June 17, 2011
People v. Sanchez-Candelaria Speedy Sentencing / Residual Exception to Hearsay / C.R.E. Rule 404(b)
Facts: The prosecution claimed Mr. Sanchez-Candelaria shot his girlfriend in the head with a shotgun, and charged him with 1˚ murder. The jury only convicted Mr. Sanchez-Candelaria of manslaughter. The trial court vindictively then sentenced Mr. Sanchez-Candelaria to the maximum in the aggravated range. However, the trial court delayed sentencing until another felony case resolved itself so that the trial court could sentence Mr. Sanchez-Candelaria in the aggravated range.
Issue: Whether the trial court violated Mr. Sanchez-Candelaria’s right to speedy sentencing when the trial court delayed sentencing until after another felony conviction entered?
Held: Yes – the trial court not only violated the rule mandating speedy sentencing, but the trial court also violated Mr. Sanchez-Candelaria’s constitutional right to speedy sentencing.
Reasoning: The CofA held that putting off the sentencing of a person merely to achieve aggravating factors violates that person’s right to speedy sentencing both under the Constitution and Rule 32(b)(1). The CofA stated, “[T]he trial court delayed sentencing in order to have available the option of a longer sentence than was lawfully possible had it proceeded with sentencing on the originally scheduled sentencing date. We conclude that this reason for sentencing delay was not legally justifiable because it contravenes the General Assembly's intent in enacting section 18–1.3–401(9)(a). That provision states that an enhanced sentencing range may be imposed when, among other reasons, the defendant 'was convicted of any felony in the previous case.' Thus this statute contemplates that a defendant has already been convicted in a previous case when the enhanced sentence is imposed in the present case. Accordingly, we conclude that Sandoval was sentenced in violation of Crim. P. 32(b)(1).”
Further, the CofA found under the four-part test of Moody v. Corsentino, 843 P.2d 1355 (1993), that the delayed sentencing violated Mr. Sanchez-Candelaria’s constitutional right to speedy sentencing. The four factors: (1) the length of the delay, (2) the reasons for the delay, (3) the defendant's assertion of the right, and (4) the prejudice to the defendant.
Other Issues: A number of issues in which the CofA found no error:
1) 404(b) evidence of Mr. Sanchez-Candelaria’s gang dealing – all A-ok! The legal gymnastics to find this evidence relevant in a DV case boggles the mind, but the CofA persevered.

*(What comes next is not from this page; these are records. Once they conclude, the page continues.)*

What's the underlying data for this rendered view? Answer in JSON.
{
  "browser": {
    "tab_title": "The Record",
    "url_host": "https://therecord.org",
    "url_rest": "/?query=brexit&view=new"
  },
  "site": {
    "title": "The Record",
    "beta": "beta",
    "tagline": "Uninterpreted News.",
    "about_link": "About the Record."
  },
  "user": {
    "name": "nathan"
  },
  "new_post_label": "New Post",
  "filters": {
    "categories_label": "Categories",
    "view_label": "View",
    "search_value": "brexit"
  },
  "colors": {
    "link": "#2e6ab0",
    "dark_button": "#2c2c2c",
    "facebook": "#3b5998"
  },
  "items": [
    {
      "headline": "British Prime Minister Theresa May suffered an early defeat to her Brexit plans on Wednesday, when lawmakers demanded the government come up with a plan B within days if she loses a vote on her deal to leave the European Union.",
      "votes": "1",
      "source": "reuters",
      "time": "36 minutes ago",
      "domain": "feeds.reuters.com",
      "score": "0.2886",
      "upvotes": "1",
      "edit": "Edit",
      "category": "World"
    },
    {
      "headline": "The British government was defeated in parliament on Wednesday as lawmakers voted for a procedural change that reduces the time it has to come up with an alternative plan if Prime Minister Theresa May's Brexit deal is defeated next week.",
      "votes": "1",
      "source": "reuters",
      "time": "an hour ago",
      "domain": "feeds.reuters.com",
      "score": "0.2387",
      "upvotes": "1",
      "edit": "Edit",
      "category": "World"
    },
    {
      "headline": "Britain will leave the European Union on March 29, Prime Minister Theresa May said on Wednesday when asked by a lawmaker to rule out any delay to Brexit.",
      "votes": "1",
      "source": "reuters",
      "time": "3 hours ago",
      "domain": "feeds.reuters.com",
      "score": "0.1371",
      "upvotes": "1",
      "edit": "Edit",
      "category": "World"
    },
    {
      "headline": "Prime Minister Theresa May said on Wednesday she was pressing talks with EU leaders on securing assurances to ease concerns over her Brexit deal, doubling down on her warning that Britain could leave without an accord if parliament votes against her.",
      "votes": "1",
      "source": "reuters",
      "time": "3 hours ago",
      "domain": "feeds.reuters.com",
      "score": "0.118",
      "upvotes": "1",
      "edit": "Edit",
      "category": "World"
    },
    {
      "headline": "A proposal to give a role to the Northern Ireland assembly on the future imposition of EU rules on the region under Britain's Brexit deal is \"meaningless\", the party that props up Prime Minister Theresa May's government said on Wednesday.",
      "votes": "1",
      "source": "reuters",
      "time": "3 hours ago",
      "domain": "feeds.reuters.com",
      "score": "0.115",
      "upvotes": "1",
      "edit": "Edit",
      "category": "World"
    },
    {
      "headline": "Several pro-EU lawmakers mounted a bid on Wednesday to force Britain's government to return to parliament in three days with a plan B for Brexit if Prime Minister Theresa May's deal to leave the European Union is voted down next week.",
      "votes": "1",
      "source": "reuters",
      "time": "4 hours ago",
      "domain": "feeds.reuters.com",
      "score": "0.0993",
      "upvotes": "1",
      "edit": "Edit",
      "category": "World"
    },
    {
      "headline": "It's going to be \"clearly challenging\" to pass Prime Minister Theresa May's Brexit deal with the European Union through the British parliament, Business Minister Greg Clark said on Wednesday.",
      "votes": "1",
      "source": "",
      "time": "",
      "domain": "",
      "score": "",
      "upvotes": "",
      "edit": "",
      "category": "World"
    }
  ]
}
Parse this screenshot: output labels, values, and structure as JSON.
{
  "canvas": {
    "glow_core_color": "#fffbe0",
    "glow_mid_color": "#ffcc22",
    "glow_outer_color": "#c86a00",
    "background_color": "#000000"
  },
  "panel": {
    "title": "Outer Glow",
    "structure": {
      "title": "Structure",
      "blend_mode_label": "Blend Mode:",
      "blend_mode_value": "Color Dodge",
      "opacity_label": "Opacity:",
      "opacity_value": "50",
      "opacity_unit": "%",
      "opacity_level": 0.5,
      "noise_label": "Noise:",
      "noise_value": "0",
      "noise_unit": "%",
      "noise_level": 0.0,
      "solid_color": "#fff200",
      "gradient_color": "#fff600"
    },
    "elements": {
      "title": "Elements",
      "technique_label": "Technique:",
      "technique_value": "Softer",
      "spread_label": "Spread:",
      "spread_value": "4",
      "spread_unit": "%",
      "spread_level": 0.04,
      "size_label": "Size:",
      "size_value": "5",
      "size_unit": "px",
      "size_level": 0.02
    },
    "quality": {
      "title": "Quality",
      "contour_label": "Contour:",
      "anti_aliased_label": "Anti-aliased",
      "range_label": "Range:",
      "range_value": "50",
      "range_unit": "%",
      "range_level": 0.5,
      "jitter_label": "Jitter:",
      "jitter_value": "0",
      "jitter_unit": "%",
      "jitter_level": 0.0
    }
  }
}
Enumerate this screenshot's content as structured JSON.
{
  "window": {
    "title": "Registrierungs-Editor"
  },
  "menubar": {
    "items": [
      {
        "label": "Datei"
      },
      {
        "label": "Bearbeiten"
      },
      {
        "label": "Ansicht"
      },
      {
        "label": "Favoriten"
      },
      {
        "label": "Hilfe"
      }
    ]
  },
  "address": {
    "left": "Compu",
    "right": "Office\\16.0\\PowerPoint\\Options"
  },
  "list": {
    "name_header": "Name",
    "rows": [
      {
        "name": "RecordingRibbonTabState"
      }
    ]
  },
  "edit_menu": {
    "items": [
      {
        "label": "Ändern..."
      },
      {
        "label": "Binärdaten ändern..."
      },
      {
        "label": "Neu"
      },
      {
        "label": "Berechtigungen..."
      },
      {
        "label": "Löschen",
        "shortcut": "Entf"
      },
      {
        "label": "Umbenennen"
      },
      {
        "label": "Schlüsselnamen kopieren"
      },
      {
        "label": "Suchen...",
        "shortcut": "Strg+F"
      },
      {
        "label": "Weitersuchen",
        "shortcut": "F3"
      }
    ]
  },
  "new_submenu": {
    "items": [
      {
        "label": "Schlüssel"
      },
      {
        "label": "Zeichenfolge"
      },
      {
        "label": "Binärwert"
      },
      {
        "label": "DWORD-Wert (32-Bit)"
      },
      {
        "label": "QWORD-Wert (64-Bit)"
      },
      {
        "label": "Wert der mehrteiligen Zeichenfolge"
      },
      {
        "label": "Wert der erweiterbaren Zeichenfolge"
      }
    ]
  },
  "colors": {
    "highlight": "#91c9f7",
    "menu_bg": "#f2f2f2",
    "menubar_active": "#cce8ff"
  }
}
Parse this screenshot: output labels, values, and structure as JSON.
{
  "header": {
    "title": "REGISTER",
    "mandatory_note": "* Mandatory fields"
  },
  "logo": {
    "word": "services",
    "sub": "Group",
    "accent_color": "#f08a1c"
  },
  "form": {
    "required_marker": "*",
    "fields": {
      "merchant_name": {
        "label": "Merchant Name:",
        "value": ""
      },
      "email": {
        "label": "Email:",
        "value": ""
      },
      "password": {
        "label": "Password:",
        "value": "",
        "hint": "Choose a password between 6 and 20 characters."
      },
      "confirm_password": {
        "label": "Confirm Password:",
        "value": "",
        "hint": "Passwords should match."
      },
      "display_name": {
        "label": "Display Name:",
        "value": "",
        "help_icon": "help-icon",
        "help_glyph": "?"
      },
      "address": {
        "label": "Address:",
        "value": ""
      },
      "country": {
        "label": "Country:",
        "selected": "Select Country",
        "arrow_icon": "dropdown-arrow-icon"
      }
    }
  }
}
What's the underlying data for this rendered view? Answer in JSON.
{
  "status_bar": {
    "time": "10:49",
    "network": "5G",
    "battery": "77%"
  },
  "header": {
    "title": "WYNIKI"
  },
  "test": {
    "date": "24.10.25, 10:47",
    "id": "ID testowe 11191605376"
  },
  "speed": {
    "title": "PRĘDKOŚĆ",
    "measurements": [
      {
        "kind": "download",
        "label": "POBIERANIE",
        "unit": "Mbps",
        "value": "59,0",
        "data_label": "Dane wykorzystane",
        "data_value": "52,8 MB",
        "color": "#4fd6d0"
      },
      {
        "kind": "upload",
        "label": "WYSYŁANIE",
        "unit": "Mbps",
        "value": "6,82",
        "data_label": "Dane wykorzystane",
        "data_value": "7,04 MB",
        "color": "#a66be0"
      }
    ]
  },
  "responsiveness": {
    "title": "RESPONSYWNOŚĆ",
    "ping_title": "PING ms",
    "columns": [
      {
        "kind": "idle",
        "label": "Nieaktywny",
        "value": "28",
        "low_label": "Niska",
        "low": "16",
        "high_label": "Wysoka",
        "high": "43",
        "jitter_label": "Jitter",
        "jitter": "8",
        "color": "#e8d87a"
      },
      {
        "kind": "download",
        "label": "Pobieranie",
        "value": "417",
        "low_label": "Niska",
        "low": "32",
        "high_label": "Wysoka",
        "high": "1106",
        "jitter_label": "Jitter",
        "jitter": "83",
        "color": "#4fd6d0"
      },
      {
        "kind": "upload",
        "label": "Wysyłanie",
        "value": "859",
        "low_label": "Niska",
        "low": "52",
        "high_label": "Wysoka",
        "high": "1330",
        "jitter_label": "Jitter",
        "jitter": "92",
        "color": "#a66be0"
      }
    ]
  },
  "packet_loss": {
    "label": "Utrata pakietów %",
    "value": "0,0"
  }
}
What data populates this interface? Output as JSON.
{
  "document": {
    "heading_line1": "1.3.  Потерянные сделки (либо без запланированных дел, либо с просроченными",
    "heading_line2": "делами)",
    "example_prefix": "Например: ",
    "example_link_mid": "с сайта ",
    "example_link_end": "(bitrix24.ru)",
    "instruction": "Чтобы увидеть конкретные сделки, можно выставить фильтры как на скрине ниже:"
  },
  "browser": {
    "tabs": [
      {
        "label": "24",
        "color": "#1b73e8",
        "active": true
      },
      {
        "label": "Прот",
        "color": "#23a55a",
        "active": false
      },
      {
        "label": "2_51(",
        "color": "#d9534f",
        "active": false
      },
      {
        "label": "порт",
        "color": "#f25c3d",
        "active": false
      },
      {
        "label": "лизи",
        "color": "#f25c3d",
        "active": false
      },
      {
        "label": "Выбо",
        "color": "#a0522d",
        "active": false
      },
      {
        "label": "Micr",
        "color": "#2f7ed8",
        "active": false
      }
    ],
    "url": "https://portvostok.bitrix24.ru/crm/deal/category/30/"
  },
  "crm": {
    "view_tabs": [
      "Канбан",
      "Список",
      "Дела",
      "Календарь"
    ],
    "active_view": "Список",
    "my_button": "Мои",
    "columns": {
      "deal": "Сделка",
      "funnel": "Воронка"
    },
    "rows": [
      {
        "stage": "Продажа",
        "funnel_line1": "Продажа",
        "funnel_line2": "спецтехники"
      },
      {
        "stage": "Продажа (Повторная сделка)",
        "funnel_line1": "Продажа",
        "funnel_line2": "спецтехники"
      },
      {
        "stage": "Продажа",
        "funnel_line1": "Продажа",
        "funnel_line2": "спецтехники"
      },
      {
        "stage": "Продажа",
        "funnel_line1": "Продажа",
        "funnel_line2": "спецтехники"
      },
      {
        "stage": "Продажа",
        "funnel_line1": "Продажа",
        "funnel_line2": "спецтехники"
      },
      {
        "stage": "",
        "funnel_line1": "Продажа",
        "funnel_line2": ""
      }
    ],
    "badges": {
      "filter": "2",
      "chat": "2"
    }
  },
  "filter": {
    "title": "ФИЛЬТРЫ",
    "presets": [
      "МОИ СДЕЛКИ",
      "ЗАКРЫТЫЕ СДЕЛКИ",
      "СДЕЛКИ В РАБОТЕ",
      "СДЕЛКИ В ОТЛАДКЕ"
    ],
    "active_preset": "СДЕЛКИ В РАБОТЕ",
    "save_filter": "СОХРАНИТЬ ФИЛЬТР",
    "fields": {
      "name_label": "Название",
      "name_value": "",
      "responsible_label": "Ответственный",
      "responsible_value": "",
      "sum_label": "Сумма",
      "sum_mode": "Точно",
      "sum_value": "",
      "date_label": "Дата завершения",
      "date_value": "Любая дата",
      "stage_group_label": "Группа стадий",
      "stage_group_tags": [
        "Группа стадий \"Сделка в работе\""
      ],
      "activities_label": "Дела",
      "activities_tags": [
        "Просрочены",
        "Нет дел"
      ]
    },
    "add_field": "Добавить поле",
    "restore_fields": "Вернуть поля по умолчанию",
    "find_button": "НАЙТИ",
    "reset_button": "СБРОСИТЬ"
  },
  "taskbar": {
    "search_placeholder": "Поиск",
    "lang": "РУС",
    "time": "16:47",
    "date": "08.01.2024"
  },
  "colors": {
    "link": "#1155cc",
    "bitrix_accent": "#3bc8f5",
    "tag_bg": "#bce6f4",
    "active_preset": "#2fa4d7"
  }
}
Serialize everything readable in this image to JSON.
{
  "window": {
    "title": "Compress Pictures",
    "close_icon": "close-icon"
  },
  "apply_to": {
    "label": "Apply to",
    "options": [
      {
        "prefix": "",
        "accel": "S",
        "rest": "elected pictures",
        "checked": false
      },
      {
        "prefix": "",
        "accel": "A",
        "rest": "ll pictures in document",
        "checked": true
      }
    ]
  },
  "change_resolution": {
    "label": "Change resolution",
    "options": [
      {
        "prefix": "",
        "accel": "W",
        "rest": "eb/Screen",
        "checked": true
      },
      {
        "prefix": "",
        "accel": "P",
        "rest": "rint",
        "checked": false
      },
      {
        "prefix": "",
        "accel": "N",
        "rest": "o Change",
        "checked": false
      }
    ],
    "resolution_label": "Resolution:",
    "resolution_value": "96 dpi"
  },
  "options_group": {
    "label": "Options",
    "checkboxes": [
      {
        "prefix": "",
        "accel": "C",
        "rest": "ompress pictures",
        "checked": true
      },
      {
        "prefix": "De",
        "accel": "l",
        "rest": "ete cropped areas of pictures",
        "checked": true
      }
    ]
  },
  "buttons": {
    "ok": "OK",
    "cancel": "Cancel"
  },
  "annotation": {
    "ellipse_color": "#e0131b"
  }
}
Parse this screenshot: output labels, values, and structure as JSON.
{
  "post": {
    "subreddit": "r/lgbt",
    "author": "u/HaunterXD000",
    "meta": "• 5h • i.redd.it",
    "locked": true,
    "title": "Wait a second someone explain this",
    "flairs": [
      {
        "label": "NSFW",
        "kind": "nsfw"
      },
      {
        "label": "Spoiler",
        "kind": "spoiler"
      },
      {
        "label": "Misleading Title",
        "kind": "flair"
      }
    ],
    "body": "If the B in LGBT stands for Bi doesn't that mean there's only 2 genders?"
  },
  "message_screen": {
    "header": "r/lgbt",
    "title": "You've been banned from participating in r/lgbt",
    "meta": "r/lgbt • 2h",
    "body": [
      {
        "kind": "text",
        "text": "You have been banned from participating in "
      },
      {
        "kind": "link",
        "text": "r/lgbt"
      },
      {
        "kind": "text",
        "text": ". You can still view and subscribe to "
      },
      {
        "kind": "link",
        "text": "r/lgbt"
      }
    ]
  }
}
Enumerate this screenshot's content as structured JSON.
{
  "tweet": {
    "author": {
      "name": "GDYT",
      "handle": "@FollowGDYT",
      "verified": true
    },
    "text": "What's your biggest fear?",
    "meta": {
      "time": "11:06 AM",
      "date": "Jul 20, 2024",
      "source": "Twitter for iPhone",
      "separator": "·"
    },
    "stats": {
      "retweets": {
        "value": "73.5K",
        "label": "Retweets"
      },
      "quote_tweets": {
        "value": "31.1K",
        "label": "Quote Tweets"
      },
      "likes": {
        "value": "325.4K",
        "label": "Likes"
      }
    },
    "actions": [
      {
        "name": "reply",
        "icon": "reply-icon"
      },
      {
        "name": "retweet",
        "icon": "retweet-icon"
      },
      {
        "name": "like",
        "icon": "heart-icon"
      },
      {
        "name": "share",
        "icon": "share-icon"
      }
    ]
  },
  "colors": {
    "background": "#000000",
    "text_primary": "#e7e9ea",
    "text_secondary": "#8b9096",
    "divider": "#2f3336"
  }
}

2) Whether the trial court erred in barring the defense from admitting a transcribed police interview of a lay witness under the residual exception to hearsay? (witness unavailable). No. Because the defense sought its admission, the CofA ignored case law under Ohio v. Roberts. The CofA quoted the trial court, “Well, if I allow this, the exception will swallow the rule.” Yes, and prior to Crawford v. Washington, 124 1354 (2004), courts all over the land allowed admission of much less trustworthy testimony when the state proffered it against folks accused of crime. However, where there is no constitutional right at stake (and the government does not possess rights - constitutional or otherwise) or the statements do not qualify as testimonial, Ohio v. Roberts still rules. Crawford, 124 S.Ct at 1374. Thus, the police interrogation of a witness to a crime should provide the court all the trustworthiness it needs to allay its fears the prosecution could not properly cross-examine the witness.
3) The CofA also addressed whether DA committed prosecutorial misconduct by referring to the defense theory as "garbage" and "trash" The CofA found error, if any, harmless.